It was about 6:30am on Sunday morning. I was in my pj’s, in my comfy chair, drinking coffee and going over my sermon. Sunday mornings were a quiet, relaxing time until about 8:30am when I would walk the few blocks to the church to greet our homeless guests who were at the church for breakfast and the volunteers who made it happen, and then prepare for worship. Living in the heart of the city, I didn’t have a car as everything I needed was within walking distance.
The sun painted the awakening sky with a canvas of color. And then my phone rang. Our head trustee, a regular breakfast volunteer. Not a good sign. I got the words “Hi Tr….” before he cut me off.
“Someone’s been shot. Ambulance on the way. Wait, wait…..something is happening! I’ll call you back.”
I threw on jeans and sneakers and was out the door in a panic, and literally ran the entire way to the church. I arrived to see the ambulance leaving, police tape surrounding our parking lot, the possessions of our homeless guests scattered everywhere, and police taking statements.
The trustee who had called saw me running up and came to explain.
Apparently a drug deal had gone bad a few blocks away and a young man had been shot in the shoulder. He ran from the scene, saw people in our parking lot and thought he could hide in the crowd. Everyone heard the shots fired and when a volunteer saw the bleeding man run up, she called 911 and one of our homeless guests went to get more volunteers from the Fellowship Hall where breakfast was being set up.
The head trustee was the first one outside and asked the young man if he needed help.
“No, man, I’m cool” he replied as he seemed to be trying to Shake Off A Gunshot Wound.
He was taken to the hospital for treatment and would be fine. But we had a bigger problem. Our church was a crime scene and we had about 150 homeless people needing the breakfast that was behind the crime scene tape. Matthew 26: 11 and Mark 14: 7 both tell of Jesus telling the disciples that the poor will always be with us. So we’d better find ways to make them a priority when shit hits the fan.
The police were sympathetic to our cause. They knew what we did each week and that we ran a responsible and safe program, never hesitating to call for help when we deemed a situation beyond our abilities (which when working with populations with high levels of mental illness and substance abuse would happen). They released the far end of the building to us and we were able to funnel our guests through the building, down the stairs and into the Fellowship Hall. This took some extra volunteers and many of our frequent guests jumped in to help.

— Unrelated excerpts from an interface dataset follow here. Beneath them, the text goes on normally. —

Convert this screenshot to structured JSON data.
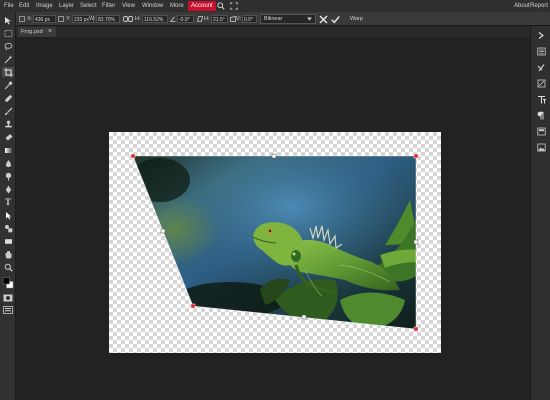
{
  "menu": {
    "left": [
      "File",
      "Edit",
      "Image",
      "Layer",
      "Select",
      "Filter",
      "View",
      "Window",
      "More"
    ],
    "account": "Account",
    "right": [
      "About",
      "Report"
    ]
  },
  "options": {
    "x_label": "X:",
    "x_value": "436 px",
    "y_label": "Y:",
    "y_value": "233 px",
    "w_label": "W:",
    "w_value": "83.70%",
    "h_label": "H:",
    "h_value": "116.52%",
    "angle_value": "-0.9°",
    "skew_h_label": "H:",
    "skew_h_value": "21.5°",
    "skew_v_label": "V:",
    "skew_v_value": "0.0°",
    "interpolation": "Bilinear",
    "warp_label": "Warp"
  },
  "tab": {
    "name": "Frog.psd",
    "close": "×"
  },
  "colors": {
    "accent": "#c8102e",
    "handle_corner": "#dd2222",
    "bg": "#222222"
  }
}
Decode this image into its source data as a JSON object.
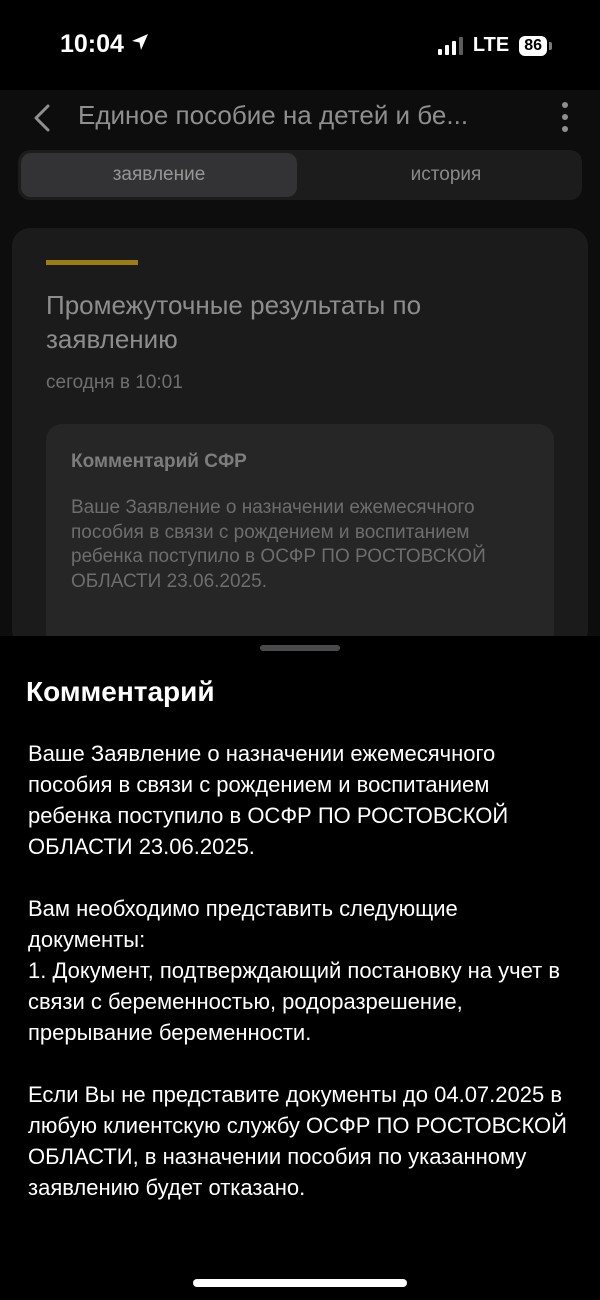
{
  "status_bar": {
    "time": "10:04",
    "network": "LTE",
    "battery": "86",
    "signal_bars_active": 3,
    "signal_bars_total": 4
  },
  "header": {
    "title": "Единое пособие на детей и бе..."
  },
  "tabs": {
    "application_label": "заявление",
    "history_label": "история"
  },
  "result_card": {
    "title": "Промежуточные результаты по заявлению",
    "date": "сегодня в 10:01",
    "comment_label": "Комментарий СФР",
    "comment_preview": "Ваше Заявление о назначении ежемесячного пособия в связи с рождением и воспитанием ребенка поступило в ОСФР ПО РОСТОВСКОЙ ОБЛАСТИ 23.06.2025."
  },
  "sheet": {
    "title": "Комментарий",
    "paragraph_1": "Ваше Заявление о назначении ежемесячного пособия в связи с рождением и воспитанием ребенка поступило в ОСФР ПО РОСТОВСКОЙ ОБЛАСТИ 23.06.2025.",
    "paragraph_2": "Вам необходимо представить следующие документы:\n1. Документ, подтверждающий постановку на учет в связи с беременностью, родоразрешение, прерывание беременности.",
    "paragraph_3": "Если Вы не представите документы до 04.07.2025 в любую клиентскую службу ОСФР ПО РОСТОВСКОЙ ОБЛАСТИ, в назначении пособия по указанному заявлению будет отказано."
  },
  "colors": {
    "accent": "#9c7e10",
    "background": "#000000",
    "card": "#1b1b1c"
  }
}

Once we got the food going again and our new plan put into action, I went downstairs to talk to our guests. From atop a chair, I thanked our guests for being patient while the police worked and while we got the meal warmed back up and put out. Their response caught me a little off guard. They thanked us for not canceling the breakfast and expressed surprise that in the midst of the chaos, we were concerned for them. They asked about the man who had been shot, and together we prayed for his healing and gave thanks for the police in protecting us all.
Many of our guests had left their belongings in the parking where we served coffee and donuts while breakfast was being prepared. It was all technically evidence in a crime scene. To be away from their belongings was stress inducing for our guests; for many it was all their worldly possessions. The police said it could be hours before the scene was fully released back to us, which didn't work for us for many reasons, most importantly that our guests were not going to leave without their possessions which meant they would miss the next free meal. We didn’t have the resources to provide lunch for everyone too.
So with a police escort, one by one I brought our guests to the parking lot, they identified their belongings (which we confirmed by having them describe something unique inside them), the officers checked them for evidence (blood spatters mostly) and then released the items. This took over an hour, after which I ran back home (literally), showered, dressed, printed my sermon, and walked quickly back to start church.
You truly never know what a day will bring. When a crisis hits, you have to think fast and trust your instincts. Try to smile and be calm. If you are panicked and flustered, your leadership (formal or informal) will be too. If you are upset, their instinct will be to protect and comfort you, but you need your leadership attentive to the problem, not to you.
As the hours and days move forward, don't pretend a crisis didn't happen. We talked about it in worship, prayed for all involved, and I addressed it in my sermon. You can spend 20 hours crafting your sermon (which you should) and then something will happen Sunday morning or earlier to make it irrelevant. And how can worship be relevant if your sermon is not?